Task requirements - All records below must be reproduced exactly, although any pictures they contain are to be omitted.

(Extracted data entries)
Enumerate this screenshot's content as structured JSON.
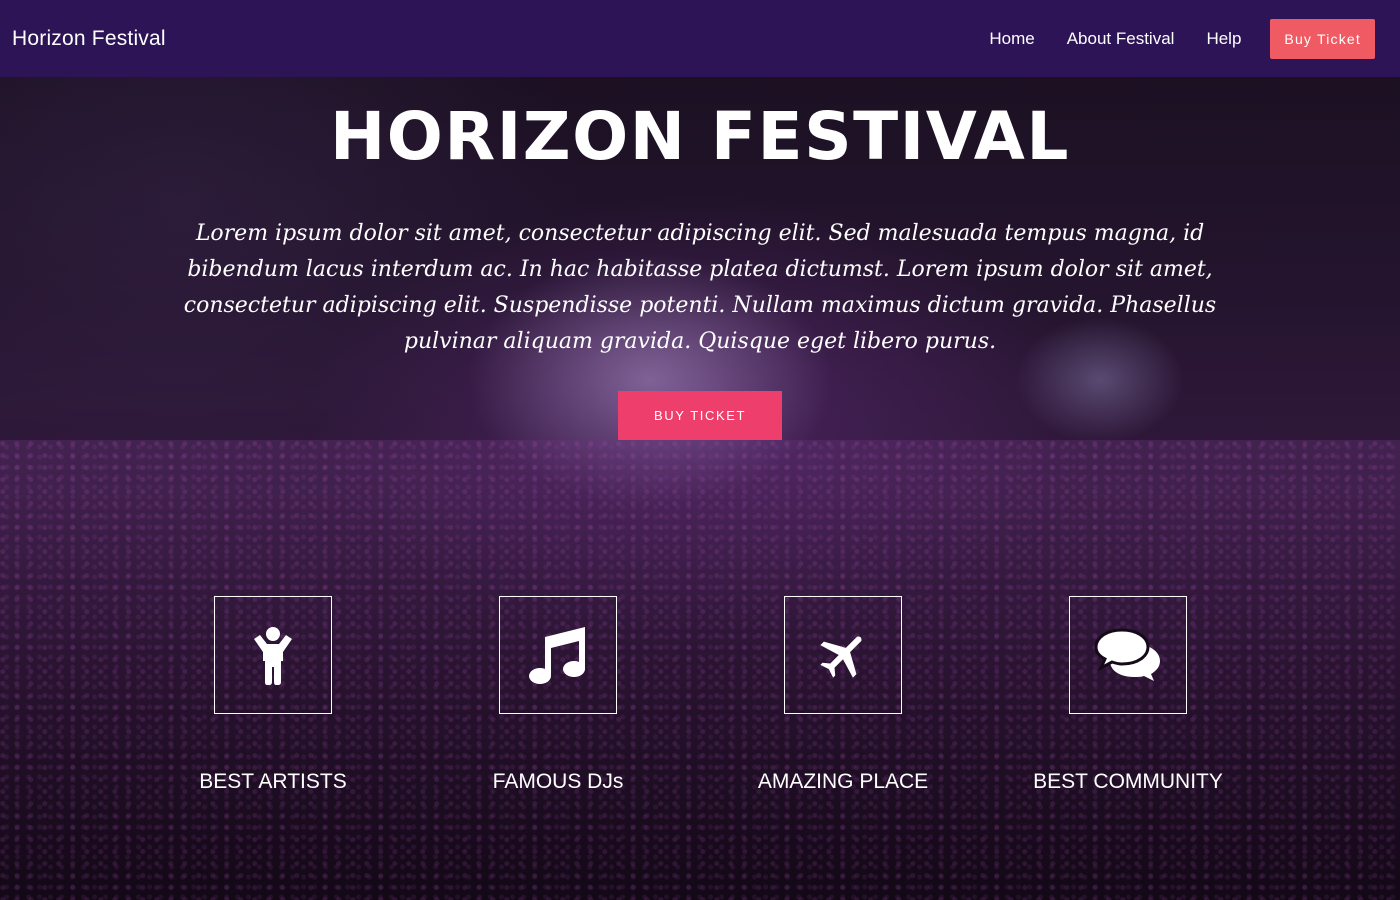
{
  "navbar": {
    "brand": "Horizon Festival",
    "links": [
      "Home",
      "About Festival",
      "Help"
    ],
    "cta": "Buy Ticket"
  },
  "hero": {
    "title": "HORIZON FESTIVAL",
    "text": "Lorem ipsum dolor sit amet, consectetur adipiscing elit. Sed malesuada tempus magna, id bibendum lacus interdum ac. In hac habitasse platea dictumst. Lorem ipsum dolor sit amet, consectetur adipiscing elit. Suspendisse potenti. Nullam maximus dictum gravida. Phasellus pulvinar aliquam gravida. Quisque eget libero purus.",
    "button": "BUY TICKET"
  },
  "features": [
    {
      "label": "BEST ARTISTS",
      "icon": "child-icon"
    },
    {
      "label": "FAMOUS DJs",
      "icon": "music-note-icon"
    },
    {
      "label": "AMAZING PLACE",
      "icon": "plane-icon"
    },
    {
      "label": "BEST COMMUNITY",
      "icon": "chat-bubbles-icon"
    }
  ],
  "colors": {
    "navbar": "#2d1457",
    "nav_button": "#ef5a63",
    "hero_button": "#ee3f6c"
  }
}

Result -
Enumerate this screenshot's content as structured JSON.
{
  "navbar": {
    "brand": "Horizon Festival",
    "links": [
      "Home",
      "About Festival",
      "Help"
    ],
    "cta": "Buy Ticket"
  },
  "hero": {
    "title": "HORIZON FESTIVAL",
    "text": "Lorem ipsum dolor sit amet, consectetur adipiscing elit. Sed malesuada tempus magna, id bibendum lacus interdum ac. In hac habitasse platea dictumst. Lorem ipsum dolor sit amet, consectetur adipiscing elit. Suspendisse potenti. Nullam maximus dictum gravida. Phasellus pulvinar aliquam gravida. Quisque eget libero purus.",
    "button": "BUY TICKET"
  },
  "features": [
    {
      "label": "BEST ARTISTS",
      "icon": "child-icon"
    },
    {
      "label": "FAMOUS DJs",
      "icon": "music-note-icon"
    },
    {
      "label": "AMAZING PLACE",
      "icon": "plane-icon"
    },
    {
      "label": "BEST COMMUNITY",
      "icon": "chat-bubbles-icon"
    }
  ],
  "colors": {
    "navbar": "#2d1457",
    "nav_button": "#ef5a63",
    "hero_button": "#ee3f6c"
  }
}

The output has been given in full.